→ **BRIEF**
Each record in the listing below is to be duplicated exactly.

(GIVEN RECORDS)

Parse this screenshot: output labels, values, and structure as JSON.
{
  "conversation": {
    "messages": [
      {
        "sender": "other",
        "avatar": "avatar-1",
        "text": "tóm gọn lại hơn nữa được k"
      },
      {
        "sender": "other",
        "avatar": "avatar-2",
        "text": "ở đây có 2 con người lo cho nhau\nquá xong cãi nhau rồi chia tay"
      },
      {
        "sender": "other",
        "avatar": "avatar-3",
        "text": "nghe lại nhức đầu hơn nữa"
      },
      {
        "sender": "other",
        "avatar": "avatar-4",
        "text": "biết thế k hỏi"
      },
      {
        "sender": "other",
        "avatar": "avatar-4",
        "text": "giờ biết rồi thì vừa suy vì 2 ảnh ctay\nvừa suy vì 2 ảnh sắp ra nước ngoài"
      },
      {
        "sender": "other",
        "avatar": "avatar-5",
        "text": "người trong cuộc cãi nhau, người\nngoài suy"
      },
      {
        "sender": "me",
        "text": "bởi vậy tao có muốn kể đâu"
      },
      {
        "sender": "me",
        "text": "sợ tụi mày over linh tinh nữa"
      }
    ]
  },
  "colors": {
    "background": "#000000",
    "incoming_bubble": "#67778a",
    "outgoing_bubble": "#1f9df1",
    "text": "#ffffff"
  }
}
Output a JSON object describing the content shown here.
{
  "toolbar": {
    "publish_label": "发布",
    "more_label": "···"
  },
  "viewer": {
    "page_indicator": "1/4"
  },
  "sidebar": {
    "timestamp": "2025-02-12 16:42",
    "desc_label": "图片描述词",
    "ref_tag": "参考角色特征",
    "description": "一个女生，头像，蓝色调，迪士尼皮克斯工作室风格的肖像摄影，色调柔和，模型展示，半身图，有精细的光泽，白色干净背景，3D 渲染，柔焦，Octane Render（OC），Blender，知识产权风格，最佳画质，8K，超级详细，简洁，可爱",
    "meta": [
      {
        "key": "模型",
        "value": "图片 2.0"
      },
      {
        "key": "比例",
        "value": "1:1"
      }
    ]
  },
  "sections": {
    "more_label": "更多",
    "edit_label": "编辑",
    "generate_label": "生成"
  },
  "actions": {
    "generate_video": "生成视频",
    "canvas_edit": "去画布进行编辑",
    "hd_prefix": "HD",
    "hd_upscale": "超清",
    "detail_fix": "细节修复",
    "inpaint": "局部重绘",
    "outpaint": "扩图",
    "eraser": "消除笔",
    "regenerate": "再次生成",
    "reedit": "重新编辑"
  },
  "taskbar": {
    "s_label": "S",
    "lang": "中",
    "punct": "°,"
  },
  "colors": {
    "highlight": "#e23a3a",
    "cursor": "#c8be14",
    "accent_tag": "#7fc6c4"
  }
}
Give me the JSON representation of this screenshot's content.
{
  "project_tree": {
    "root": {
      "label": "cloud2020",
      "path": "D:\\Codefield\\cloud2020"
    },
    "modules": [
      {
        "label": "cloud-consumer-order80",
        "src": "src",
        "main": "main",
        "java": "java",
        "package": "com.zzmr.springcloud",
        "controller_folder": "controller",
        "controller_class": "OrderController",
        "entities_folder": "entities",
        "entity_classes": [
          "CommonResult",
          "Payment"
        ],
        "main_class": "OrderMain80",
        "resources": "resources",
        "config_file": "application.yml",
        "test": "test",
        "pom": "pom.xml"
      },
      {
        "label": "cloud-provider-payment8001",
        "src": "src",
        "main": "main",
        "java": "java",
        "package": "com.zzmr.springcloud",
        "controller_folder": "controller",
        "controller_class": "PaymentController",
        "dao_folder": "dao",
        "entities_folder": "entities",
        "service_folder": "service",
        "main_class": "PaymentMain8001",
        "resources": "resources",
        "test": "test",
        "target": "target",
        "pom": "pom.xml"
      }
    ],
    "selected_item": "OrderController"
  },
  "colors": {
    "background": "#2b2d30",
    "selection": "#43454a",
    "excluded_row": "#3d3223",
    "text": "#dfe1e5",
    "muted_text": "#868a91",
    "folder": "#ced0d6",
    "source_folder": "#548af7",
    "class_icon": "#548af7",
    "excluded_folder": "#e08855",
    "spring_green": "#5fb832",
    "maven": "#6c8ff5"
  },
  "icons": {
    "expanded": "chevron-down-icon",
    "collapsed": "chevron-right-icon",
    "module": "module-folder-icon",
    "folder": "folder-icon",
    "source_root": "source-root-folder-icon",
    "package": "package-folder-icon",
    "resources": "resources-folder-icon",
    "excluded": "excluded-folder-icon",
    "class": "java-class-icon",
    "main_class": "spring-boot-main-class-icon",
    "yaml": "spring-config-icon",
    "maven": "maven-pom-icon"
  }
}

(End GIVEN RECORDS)

→ **ANSWER SECTION**
Parse this screenshot: output labels, values, and structure as JSON.
{
  "conversation": {
    "messages": [
      {
        "sender": "other",
        "avatar": "avatar-1",
        "text": "tóm gọn lại hơn nữa được k"
      },
      {
        "sender": "other",
        "avatar": "avatar-2",
        "text": "ở đây có 2 con người lo cho nhau\nquá xong cãi nhau rồi chia tay"
      },
      {
        "sender": "other",
        "avatar": "avatar-3",
        "text": "nghe lại nhức đầu hơn nữa"
      },
      {
        "sender": "other",
        "avatar": "avatar-4",
        "text": "biết thế k hỏi"
      },
      {
        "sender": "other",
        "avatar": "avatar-4",
        "text": "giờ biết rồi thì vừa suy vì 2 ảnh ctay\nvừa suy vì 2 ảnh sắp ra nước ngoài"
      },
      {
        "sender": "other",
        "avatar": "avatar-5",
        "text": "người trong cuộc cãi nhau, người\nngoài suy"
      },
      {
        "sender": "me",
        "text": "bởi vậy tao có muốn kể đâu"
      },
      {
        "sender": "me",
        "text": "sợ tụi mày over linh tinh nữa"
      }
    ]
  },
  "colors": {
    "background": "#000000",
    "incoming_bubble": "#67778a",
    "outgoing_bubble": "#1f9df1",
    "text": "#ffffff"
  }
}
Output a JSON object describing the content shown here.
{
  "toolbar": {
    "publish_label": "发布",
    "more_label": "···"
  },
  "viewer": {
    "page_indicator": "1/4"
  },
  "sidebar": {
    "timestamp": "2025-02-12 16:42",
    "desc_label": "图片描述词",
    "ref_tag": "参考角色特征",
    "description": "一个女生，头像，蓝色调，迪士尼皮克斯工作室风格的肖像摄影，色调柔和，模型展示，半身图，有精细的光泽，白色干净背景，3D 渲染，柔焦，Octane Render（OC），Blender，知识产权风格，最佳画质，8K，超级详细，简洁，可爱",
    "meta": [
      {
        "key": "模型",
        "value": "图片 2.0"
      },
      {
        "key": "比例",
        "value": "1:1"
      }
    ]
  },
  "sections": {
    "more_label": "更多",
    "edit_label": "编辑",
    "generate_label": "生成"
  },
  "actions": {
    "generate_video": "生成视频",
    "canvas_edit": "去画布进行编辑",
    "hd_prefix": "HD",
    "hd_upscale": "超清",
    "detail_fix": "细节修复",
    "inpaint": "局部重绘",
    "outpaint": "扩图",
    "eraser": "消除笔",
    "regenerate": "再次生成",
    "reedit": "重新编辑"
  },
  "taskbar": {
    "s_label": "S",
    "lang": "中",
    "punct": "°,"
  },
  "colors": {
    "highlight": "#e23a3a",
    "cursor": "#c8be14",
    "accent_tag": "#7fc6c4"
  }
}
Give me the JSON representation of this screenshot's content.
{
  "project_tree": {
    "root": {
      "label": "cloud2020",
      "path": "D:\\Codefield\\cloud2020"
    },
    "modules": [
      {
        "label": "cloud-consumer-order80",
        "src": "src",
        "main": "main",
        "java": "java",
        "package": "com.zzmr.springcloud",
        "controller_folder": "controller",
        "controller_class": "OrderController",
        "entities_folder": "entities",
        "entity_classes": [
          "CommonResult",
          "Payment"
        ],
        "main_class": "OrderMain80",
        "resources": "resources",
        "config_file": "application.yml",
        "test": "test",
        "pom": "pom.xml"
      },
      {
        "label": "cloud-provider-payment8001",
        "src": "src",
        "main": "main",
        "java": "java",
        "package": "com.zzmr.springcloud",
        "controller_folder": "controller",
        "controller_class": "PaymentController",
        "dao_folder": "dao",
        "entities_folder": "entities",
        "service_folder": "service",
        "main_class": "PaymentMain8001",
        "resources": "resources",
        "test": "test",
        "target": "target",
        "pom": "pom.xml"
      }
    ],
    "selected_item": "OrderController"
  },
  "colors": {
    "background": "#2b2d30",
    "selection": "#43454a",
    "excluded_row": "#3d3223",
    "text": "#dfe1e5",
    "muted_text": "#868a91",
    "folder": "#ced0d6",
    "source_folder": "#548af7",
    "class_icon": "#548af7",
    "excluded_folder": "#e08855",
    "spring_green": "#5fb832",
    "maven": "#6c8ff5"
  },
  "icons": {
    "expanded": "chevron-down-icon",
    "collapsed": "chevron-right-icon",
    "module": "module-folder-icon",
    "folder": "folder-icon",
    "source_root": "source-root-folder-icon",
    "package": "package-folder-icon",
    "resources": "resources-folder-icon",
    "excluded": "excluded-folder-icon",
    "class": "java-class-icon",
    "main_class": "spring-boot-main-class-icon",
    "yaml": "spring-config-icon",
    "maven": "maven-pom-icon"
  }
}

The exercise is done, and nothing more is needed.